Already, women contribute at least half of the total labor inputs in rice production, and now they increasingly have to take on decision-making and management roles as well as doing tasks that were traditionally men's work (e.g., land preparation, spraying of chemicals, and fertilizer application).

Despite this labor outmigration over the last decades, farm size has kept on decreasing and the number of farms increasing. So, just as in the 1960s in Europe, we have to wonder about the future of farming in Asia—and then specifically in the rice sector. With so few prospects of earning a decent income, who will produce our rice in the (near) future?

So, maybe it's time to develop a Mansholt Plan for the rice sector. Despite some of the gloom outlined above, I believe that the current acceleration in structural transformation we're witnessing in Asia offers tremendous opportunities to transform rice farming into a vibrant and profitable business. Many examples of positive developments already exist, and these need careful nurturing and further support.

The following would be my top three ingredients for a "Rice Mansholt Plan": consolidation, mechanization, and intensification. Like Mansholt at the time, I believe that increases in farm size (consolidation) will have to be the cornerstone of any transformation. Even if yields increase dramatically, nobody will ever be able to obtain a decent livelihood from farming 1 to 2 hectares of rice land.

However, many land markets in Asia are "locked" so that alternative options for acquiring additional land through purchase or rent must be explored. There are several ways of increasing what I call "virtual" farm size. China is experimenting with something called "village farming." Vietnam is exploring a concept of individual farmers managing large tracts of land together in their "small farmers, large farm" program. Mechanized farm operations are increasingly becoming outsourced so that large tracts of land become operated by contractors and, in a sense, economies of scale are realized.

Mechanization needs to increase to increase labor productivity and make it on a par with productivity in other sectors of the economy. The currently increasing labor scarcity, and associated increases in labor costs, in many rural areas of Asia makes it increasingly attractive to invest in mechanization. We are witnessing rapid increases in mechanized transplanting, sowing, land leveling, and harvesting. New business models are being developed within a growing private sector that facilitates the introduction and operation of farm machines.
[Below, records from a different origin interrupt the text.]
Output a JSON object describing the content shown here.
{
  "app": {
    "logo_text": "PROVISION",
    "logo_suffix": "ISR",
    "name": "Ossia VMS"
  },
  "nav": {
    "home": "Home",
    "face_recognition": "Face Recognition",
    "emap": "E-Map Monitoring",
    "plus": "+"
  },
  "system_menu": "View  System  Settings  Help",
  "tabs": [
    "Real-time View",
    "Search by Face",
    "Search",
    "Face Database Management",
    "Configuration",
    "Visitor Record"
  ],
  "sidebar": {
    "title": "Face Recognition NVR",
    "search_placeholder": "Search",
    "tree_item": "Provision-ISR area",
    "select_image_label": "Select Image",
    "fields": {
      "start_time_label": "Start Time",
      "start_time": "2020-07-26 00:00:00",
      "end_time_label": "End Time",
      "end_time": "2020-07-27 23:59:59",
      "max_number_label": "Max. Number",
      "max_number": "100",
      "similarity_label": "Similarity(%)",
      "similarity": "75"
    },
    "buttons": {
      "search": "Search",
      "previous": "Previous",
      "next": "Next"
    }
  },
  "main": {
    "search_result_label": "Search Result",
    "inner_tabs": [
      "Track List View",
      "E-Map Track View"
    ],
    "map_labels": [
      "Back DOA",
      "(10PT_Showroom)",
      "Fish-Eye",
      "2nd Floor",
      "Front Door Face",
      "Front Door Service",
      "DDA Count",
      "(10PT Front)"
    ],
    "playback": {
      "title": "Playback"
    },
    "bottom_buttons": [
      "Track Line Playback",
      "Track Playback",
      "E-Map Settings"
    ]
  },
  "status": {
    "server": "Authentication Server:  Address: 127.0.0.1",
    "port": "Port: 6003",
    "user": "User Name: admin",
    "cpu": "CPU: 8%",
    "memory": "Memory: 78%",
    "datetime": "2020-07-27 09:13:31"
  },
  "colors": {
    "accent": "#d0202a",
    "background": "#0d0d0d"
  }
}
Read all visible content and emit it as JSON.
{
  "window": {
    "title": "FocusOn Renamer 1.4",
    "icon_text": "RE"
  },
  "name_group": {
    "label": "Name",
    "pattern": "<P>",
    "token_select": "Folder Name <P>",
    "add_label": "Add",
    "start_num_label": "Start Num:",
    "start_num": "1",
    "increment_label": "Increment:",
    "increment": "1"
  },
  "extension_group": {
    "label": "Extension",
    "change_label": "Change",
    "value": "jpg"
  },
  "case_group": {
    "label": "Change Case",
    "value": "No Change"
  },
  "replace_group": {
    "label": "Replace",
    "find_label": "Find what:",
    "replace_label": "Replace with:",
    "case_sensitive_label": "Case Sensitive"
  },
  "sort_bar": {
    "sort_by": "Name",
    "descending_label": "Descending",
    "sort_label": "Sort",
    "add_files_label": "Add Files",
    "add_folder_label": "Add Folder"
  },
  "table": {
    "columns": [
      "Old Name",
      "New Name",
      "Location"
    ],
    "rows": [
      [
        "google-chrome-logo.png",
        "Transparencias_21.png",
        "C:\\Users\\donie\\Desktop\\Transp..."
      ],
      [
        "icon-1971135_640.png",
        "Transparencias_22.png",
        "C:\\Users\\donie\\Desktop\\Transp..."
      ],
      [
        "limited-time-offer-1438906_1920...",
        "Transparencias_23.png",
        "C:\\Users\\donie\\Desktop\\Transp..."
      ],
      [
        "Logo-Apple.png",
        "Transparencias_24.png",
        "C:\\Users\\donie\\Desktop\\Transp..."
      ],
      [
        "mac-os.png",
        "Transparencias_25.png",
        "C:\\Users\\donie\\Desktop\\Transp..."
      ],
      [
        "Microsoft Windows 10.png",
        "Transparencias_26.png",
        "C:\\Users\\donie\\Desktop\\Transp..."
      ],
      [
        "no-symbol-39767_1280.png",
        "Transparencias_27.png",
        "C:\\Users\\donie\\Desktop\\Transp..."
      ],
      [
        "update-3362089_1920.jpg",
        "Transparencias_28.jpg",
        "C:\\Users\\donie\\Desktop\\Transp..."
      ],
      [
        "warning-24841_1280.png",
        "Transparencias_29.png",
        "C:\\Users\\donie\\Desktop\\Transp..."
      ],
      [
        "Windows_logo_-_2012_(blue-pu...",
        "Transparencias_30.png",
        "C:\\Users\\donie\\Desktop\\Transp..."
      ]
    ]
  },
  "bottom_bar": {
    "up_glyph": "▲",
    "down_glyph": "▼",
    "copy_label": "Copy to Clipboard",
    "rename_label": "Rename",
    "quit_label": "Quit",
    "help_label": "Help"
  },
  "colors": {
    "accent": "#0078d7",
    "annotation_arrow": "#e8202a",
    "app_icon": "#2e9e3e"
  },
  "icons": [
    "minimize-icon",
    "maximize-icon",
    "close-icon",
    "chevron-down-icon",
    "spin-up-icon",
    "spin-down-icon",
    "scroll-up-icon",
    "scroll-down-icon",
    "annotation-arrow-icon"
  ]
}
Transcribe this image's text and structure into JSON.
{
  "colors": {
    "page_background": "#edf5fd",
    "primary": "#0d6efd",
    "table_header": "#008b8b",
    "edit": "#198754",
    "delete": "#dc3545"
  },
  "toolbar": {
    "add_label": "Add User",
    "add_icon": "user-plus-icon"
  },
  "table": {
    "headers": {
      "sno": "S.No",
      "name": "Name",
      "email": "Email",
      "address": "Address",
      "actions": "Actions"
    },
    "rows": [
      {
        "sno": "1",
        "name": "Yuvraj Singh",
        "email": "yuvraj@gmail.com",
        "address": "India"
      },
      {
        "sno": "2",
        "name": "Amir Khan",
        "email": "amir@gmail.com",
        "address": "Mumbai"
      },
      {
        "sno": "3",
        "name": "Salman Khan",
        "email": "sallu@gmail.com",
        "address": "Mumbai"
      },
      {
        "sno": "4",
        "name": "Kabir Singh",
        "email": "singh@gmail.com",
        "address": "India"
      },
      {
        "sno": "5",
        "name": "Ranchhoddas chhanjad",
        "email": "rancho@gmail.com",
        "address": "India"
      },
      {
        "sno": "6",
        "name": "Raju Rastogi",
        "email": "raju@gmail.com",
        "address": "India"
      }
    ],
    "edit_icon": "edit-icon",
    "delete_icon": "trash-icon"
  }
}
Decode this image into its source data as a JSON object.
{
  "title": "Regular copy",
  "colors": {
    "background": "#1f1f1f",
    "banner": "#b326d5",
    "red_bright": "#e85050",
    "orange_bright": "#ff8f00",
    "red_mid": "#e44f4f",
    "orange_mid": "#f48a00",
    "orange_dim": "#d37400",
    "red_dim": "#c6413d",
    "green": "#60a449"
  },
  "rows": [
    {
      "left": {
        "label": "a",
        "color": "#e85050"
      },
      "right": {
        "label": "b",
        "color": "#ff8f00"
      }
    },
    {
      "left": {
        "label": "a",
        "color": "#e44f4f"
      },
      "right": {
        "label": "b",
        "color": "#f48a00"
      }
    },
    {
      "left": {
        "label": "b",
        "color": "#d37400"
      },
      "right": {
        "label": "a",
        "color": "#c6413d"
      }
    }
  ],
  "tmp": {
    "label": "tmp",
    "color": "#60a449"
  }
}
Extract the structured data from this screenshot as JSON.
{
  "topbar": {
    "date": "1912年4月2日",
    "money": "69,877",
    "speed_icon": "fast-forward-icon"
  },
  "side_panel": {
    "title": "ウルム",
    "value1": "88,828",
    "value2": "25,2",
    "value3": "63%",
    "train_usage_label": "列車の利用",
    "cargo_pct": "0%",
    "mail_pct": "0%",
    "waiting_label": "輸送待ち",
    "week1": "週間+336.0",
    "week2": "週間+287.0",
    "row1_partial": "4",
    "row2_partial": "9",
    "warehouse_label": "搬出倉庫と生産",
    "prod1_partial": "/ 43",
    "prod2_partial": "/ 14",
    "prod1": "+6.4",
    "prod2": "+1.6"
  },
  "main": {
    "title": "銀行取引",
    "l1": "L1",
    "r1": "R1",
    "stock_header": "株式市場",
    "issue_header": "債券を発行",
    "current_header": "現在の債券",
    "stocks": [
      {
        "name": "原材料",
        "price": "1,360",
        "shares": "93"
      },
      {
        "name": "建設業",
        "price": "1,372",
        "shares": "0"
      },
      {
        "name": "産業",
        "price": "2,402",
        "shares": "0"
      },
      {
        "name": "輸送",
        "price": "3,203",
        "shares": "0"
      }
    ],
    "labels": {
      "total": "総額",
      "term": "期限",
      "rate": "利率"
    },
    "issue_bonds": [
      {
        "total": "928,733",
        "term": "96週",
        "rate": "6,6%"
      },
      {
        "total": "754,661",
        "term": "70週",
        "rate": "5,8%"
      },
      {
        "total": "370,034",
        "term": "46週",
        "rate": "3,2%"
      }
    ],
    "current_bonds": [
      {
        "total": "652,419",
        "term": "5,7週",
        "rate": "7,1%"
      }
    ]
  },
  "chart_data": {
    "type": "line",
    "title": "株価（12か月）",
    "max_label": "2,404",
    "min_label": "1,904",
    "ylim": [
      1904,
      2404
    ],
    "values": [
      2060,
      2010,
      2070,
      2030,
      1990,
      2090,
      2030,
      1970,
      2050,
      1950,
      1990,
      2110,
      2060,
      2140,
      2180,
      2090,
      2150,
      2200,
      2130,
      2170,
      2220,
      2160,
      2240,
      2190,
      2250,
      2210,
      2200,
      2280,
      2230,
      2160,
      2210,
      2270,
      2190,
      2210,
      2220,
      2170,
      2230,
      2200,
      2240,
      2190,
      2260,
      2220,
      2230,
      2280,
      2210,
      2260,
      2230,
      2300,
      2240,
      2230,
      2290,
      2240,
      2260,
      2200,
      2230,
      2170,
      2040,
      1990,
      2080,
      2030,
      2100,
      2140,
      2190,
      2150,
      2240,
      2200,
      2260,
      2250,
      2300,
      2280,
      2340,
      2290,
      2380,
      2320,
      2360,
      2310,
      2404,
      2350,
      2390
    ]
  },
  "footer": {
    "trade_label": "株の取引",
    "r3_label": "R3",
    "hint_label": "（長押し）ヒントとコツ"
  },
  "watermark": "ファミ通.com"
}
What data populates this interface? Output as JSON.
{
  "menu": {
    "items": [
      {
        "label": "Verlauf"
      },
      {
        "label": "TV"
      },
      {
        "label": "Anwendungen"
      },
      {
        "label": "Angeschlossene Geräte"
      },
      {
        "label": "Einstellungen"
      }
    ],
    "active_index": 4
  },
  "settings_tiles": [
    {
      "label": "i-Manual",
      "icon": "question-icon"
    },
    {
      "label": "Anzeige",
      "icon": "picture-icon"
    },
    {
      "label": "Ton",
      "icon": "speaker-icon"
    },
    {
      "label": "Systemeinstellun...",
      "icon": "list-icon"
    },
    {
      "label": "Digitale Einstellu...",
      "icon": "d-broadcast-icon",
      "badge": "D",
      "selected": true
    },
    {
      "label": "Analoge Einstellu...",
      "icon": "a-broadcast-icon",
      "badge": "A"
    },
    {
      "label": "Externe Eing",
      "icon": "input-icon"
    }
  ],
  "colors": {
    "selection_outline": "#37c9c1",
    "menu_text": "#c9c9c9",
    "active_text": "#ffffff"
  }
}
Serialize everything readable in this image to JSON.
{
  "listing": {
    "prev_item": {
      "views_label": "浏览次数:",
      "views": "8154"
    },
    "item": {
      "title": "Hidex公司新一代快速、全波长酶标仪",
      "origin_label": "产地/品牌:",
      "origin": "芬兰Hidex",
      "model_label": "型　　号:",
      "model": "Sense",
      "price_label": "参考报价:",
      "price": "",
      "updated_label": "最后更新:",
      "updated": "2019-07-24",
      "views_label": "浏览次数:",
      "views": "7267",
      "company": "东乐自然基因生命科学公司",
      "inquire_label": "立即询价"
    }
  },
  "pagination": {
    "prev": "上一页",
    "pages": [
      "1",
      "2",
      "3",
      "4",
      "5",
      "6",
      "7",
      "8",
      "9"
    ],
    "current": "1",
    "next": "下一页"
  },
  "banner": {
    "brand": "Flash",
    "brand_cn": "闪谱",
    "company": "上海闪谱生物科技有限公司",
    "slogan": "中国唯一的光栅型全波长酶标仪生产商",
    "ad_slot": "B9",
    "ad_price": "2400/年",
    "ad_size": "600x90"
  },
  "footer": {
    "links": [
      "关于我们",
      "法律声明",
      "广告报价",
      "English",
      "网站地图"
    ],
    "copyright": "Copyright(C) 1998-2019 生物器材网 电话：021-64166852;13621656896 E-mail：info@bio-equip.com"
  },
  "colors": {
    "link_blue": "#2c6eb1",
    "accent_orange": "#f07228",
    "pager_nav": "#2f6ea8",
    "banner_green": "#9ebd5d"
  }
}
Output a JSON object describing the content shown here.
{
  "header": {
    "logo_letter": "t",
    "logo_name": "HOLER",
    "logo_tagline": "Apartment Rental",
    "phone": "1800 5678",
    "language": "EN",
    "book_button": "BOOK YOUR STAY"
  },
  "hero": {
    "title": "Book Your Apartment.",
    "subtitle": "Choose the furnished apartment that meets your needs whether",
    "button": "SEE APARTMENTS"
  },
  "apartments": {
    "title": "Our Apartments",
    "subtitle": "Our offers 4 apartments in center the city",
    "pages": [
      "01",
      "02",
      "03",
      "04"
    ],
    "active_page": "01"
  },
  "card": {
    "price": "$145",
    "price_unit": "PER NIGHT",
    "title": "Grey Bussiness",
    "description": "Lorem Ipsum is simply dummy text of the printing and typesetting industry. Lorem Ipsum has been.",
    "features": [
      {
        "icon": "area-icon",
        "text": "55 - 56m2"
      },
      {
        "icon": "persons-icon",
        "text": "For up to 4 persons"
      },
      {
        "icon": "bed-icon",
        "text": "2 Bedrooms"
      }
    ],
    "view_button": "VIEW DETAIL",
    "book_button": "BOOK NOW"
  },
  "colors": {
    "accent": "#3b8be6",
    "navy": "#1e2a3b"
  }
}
Finally, yields and resource-use efficiencies simply have to go up. The need for intensification features prominently on the list of recommendations of many organizations and think tanks on agricultural development. With increasing resource scarcity (water, energy, labor), the need to produce "more with less" is paramount. Yields need to increase to meet the rising demand for food without bringing new land into production. Sustainable production methods need to be developed that are environmentally friendly.

All too often, I see too much emphasis on intensification without sufficient attention to consolidation and mechanization. Even if, through intensification, farmers are able to double or triple rice yields, income from 1 to 2 ha of rice land will still never provide them with a decent standard of living. Hence, my plea to urgently look for opportunities to increase farm size and to increase the rate of mechanization.

(Dr. Bas Bouman is the Director of the Global Rice Science Partnership (GRiSP), which is the CGIAR Research Program on Rice.)

Photo retrieved from http://www.bigstockphoto.com/image-10094165/stock-photo-rice-farmer